(Component data from apps and pages)
┄┄┄┄┄┄

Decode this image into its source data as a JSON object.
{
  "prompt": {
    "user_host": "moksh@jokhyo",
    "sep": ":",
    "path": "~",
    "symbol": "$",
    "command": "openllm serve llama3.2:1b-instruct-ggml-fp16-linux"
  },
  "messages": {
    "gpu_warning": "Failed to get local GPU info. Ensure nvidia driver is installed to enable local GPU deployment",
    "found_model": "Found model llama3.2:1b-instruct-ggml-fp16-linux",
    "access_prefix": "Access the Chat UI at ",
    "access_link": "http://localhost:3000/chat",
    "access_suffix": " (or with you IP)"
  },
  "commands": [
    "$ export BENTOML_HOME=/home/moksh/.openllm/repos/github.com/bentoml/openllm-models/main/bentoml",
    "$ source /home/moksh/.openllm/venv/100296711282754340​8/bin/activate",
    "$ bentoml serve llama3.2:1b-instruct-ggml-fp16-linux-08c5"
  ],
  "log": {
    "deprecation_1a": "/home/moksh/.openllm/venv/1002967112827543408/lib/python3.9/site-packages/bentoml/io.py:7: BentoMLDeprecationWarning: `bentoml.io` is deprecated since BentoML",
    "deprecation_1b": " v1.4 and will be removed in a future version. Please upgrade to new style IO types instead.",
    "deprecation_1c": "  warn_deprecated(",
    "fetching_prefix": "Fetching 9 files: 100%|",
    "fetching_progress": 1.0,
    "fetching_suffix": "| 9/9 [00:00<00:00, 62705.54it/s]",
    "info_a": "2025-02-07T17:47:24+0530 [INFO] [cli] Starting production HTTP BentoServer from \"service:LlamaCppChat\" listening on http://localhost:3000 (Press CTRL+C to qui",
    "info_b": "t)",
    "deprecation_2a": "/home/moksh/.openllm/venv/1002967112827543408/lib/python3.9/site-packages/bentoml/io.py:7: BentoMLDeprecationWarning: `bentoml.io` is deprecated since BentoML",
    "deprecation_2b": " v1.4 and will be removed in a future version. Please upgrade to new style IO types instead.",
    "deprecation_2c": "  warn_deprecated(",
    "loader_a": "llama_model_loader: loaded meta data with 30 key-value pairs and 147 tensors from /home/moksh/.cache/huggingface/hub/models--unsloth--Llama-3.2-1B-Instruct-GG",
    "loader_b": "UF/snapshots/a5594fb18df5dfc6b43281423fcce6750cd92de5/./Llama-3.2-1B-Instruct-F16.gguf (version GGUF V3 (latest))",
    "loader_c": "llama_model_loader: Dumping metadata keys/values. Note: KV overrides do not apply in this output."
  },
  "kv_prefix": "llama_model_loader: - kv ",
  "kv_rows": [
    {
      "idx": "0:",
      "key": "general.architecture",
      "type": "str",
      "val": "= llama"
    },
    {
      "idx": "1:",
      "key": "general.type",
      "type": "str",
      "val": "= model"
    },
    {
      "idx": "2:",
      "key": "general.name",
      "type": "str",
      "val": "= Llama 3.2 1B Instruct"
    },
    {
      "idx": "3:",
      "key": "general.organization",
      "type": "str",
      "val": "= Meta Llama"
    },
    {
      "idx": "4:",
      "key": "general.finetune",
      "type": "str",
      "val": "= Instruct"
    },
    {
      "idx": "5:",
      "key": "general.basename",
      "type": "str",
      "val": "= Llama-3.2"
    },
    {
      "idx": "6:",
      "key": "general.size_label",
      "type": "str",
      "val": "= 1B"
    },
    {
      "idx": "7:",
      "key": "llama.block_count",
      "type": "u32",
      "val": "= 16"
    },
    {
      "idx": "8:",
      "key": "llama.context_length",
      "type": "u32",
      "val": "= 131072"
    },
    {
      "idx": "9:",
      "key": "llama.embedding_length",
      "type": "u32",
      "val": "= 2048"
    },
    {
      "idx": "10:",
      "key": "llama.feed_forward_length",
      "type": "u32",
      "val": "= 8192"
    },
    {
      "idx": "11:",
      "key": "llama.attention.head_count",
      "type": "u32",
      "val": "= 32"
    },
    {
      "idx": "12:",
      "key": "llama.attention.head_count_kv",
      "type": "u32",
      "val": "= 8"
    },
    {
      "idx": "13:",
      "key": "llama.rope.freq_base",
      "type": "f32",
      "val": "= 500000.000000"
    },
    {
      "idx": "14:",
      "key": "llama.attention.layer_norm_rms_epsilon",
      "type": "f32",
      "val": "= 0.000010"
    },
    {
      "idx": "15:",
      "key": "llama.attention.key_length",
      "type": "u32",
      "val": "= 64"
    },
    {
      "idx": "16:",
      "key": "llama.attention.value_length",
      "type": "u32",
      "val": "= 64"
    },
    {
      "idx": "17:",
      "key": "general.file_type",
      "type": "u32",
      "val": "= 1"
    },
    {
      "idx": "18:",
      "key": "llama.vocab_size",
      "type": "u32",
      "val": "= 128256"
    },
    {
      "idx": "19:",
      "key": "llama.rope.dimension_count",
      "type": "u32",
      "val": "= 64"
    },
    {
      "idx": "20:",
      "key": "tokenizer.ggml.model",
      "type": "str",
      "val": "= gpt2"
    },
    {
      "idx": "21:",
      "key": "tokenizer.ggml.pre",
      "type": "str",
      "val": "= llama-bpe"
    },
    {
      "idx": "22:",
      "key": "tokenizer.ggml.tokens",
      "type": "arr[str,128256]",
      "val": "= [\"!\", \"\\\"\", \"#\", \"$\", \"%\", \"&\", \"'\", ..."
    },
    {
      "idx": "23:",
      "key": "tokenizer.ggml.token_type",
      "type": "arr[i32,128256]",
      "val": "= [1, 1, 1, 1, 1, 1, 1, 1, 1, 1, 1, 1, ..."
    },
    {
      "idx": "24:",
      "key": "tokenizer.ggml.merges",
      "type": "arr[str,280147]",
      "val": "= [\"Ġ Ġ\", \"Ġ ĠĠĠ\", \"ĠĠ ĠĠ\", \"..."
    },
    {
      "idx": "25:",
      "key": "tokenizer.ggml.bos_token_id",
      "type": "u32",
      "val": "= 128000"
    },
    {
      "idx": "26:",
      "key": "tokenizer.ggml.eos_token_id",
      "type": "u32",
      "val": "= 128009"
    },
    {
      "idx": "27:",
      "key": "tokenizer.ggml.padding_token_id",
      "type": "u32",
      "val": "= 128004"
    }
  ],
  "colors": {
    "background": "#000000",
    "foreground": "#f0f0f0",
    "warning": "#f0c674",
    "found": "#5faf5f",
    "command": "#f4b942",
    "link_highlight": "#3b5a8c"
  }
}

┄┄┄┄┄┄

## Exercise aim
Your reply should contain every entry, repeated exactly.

## Worked solution
Decode this image into its source data as a JSON object.
{
  "prompt": {
    "user_host": "moksh@jokhyo",
    "sep": ":",
    "path": "~",
    "symbol": "$",
    "command": "openllm serve llama3.2:1b-instruct-ggml-fp16-linux"
  },
  "messages": {
    "gpu_warning": "Failed to get local GPU info. Ensure nvidia driver is installed to enable local GPU deployment",
    "found_model": "Found model llama3.2:1b-instruct-ggml-fp16-linux",
    "access_prefix": "Access the Chat UI at ",
    "access_link": "http://localhost:3000/chat",
    "access_suffix": " (or with you IP)"
  },
  "commands": [
    "$ export BENTOML_HOME=/home/moksh/.openllm/repos/github.com/bentoml/openllm-models/main/bentoml",
    "$ source /home/moksh/.openllm/venv/100296711282754340​8/bin/activate",
    "$ bentoml serve llama3.2:1b-instruct-ggml-fp16-linux-08c5"
  ],
  "log": {
    "deprecation_1a": "/home/moksh/.openllm/venv/1002967112827543408/lib/python3.9/site-packages/bentoml/io.py:7: BentoMLDeprecationWarning: `bentoml.io` is deprecated since BentoML",
    "deprecation_1b": " v1.4 and will be removed in a future version. Please upgrade to new style IO types instead.",
    "deprecation_1c": "  warn_deprecated(",
    "fetching_prefix": "Fetching 9 files: 100%|",
    "fetching_progress": 1.0,
    "fetching_suffix": "| 9/9 [00:00<00:00, 62705.54it/s]",
    "info_a": "2025-02-07T17:47:24+0530 [INFO] [cli] Starting production HTTP BentoServer from \"service:LlamaCppChat\" listening on http://localhost:3000 (Press CTRL+C to qui",
    "info_b": "t)",
    "deprecation_2a": "/home/moksh/.openllm/venv/1002967112827543408/lib/python3.9/site-packages/bentoml/io.py:7: BentoMLDeprecationWarning: `bentoml.io` is deprecated since BentoML",
    "deprecation_2b": " v1.4 and will be removed in a future version. Please upgrade to new style IO types instead.",
    "deprecation_2c": "  warn_deprecated(",
    "loader_a": "llama_model_loader: loaded meta data with 30 key-value pairs and 147 tensors from /home/moksh/.cache/huggingface/hub/models--unsloth--Llama-3.2-1B-Instruct-GG",
    "loader_b": "UF/snapshots/a5594fb18df5dfc6b43281423fcce6750cd92de5/./Llama-3.2-1B-Instruct-F16.gguf (version GGUF V3 (latest))",
    "loader_c": "llama_model_loader: Dumping metadata keys/values. Note: KV overrides do not apply in this output."
  },
  "kv_prefix": "llama_model_loader: - kv ",
  "kv_rows": [
    {
      "idx": "0:",
      "key": "general.architecture",
      "type": "str",
      "val": "= llama"
    },
    {
      "idx": "1:",
      "key": "general.type",
      "type": "str",
      "val": "= model"
    },
    {
      "idx": "2:",
      "key": "general.name",
      "type": "str",
      "val": "= Llama 3.2 1B Instruct"
    },
    {
      "idx": "3:",
      "key": "general.organization",
      "type": "str",
      "val": "= Meta Llama"
    },
    {
      "idx": "4:",
      "key": "general.finetune",
      "type": "str",
      "val": "= Instruct"
    },
    {
      "idx": "5:",
      "key": "general.basename",
      "type": "str",
      "val": "= Llama-3.2"
    },
    {
      "idx": "6:",
      "key": "general.size_label",
      "type": "str",
      "val": "= 1B"
    },
    {
      "idx": "7:",
      "key": "llama.block_count",
      "type": "u32",
      "val": "= 16"
    },
    {
      "idx": "8:",
      "key": "llama.context_length",
      "type": "u32",
      "val": "= 131072"
    },
    {
      "idx": "9:",
      "key": "llama.embedding_length",
      "type": "u32",
      "val": "= 2048"
    },
    {
      "idx": "10:",
      "key": "llama.feed_forward_length",
      "type": "u32",
      "val": "= 8192"
    },
    {
      "idx": "11:",
      "key": "llama.attention.head_count",
      "type": "u32",
      "val": "= 32"
    },
    {
      "idx": "12:",
      "key": "llama.attention.head_count_kv",
      "type": "u32",
      "val": "= 8"
    },
    {
      "idx": "13:",
      "key": "llama.rope.freq_base",
      "type": "f32",
      "val": "= 500000.000000"
    },
    {
      "idx": "14:",
      "key": "llama.attention.layer_norm_rms_epsilon",
      "type": "f32",
      "val": "= 0.000010"
    },
    {
      "idx": "15:",
      "key": "llama.attention.key_length",
      "type": "u32",
      "val": "= 64"
    },
    {
      "idx": "16:",
      "key": "llama.attention.value_length",
      "type": "u32",
      "val": "= 64"
    },
    {
      "idx": "17:",
      "key": "general.file_type",
      "type": "u32",
      "val": "= 1"
    },
    {
      "idx": "18:",
      "key": "llama.vocab_size",
      "type": "u32",
      "val": "= 128256"
    },
    {
      "idx": "19:",
      "key": "llama.rope.dimension_count",
      "type": "u32",
      "val": "= 64"
    },
    {
      "idx": "20:",
      "key": "tokenizer.ggml.model",
      "type": "str",
      "val": "= gpt2"
    },
    {
      "idx": "21:",
      "key": "tokenizer.ggml.pre",
      "type": "str",
      "val": "= llama-bpe"
    },
    {
      "idx": "22:",
      "key": "tokenizer.ggml.tokens",
      "type": "arr[str,128256]",
      "val": "= [\"!\", \"\\\"\", \"#\", \"$\", \"%\", \"&\", \"'\", ..."
    },
    {
      "idx": "23:",
      "key": "tokenizer.ggml.token_type",
      "type": "arr[i32,128256]",
      "val": "= [1, 1, 1, 1, 1, 1, 1, 1, 1, 1, 1, 1, ..."
    },
    {
      "idx": "24:",
      "key": "tokenizer.ggml.merges",
      "type": "arr[str,280147]",
      "val": "= [\"Ġ Ġ\", \"Ġ ĠĠĠ\", \"ĠĠ ĠĠ\", \"..."
    },
    {
      "idx": "25:",
      "key": "tokenizer.ggml.bos_token_id",
      "type": "u32",
      "val": "= 128000"
    },
    {
      "idx": "26:",
      "key": "tokenizer.ggml.eos_token_id",
      "type": "u32",
      "val": "= 128009"
    },
    {
      "idx": "27:",
      "key": "tokenizer.ggml.padding_token_id",
      "type": "u32",
      "val": "= 128004"
    }
  ],
  "colors": {
    "background": "#000000",
    "foreground": "#f0f0f0",
    "warning": "#f0c674",
    "found": "#5faf5f",
    "command": "#f4b942",
    "link_highlight": "#3b5a8c"
  }
}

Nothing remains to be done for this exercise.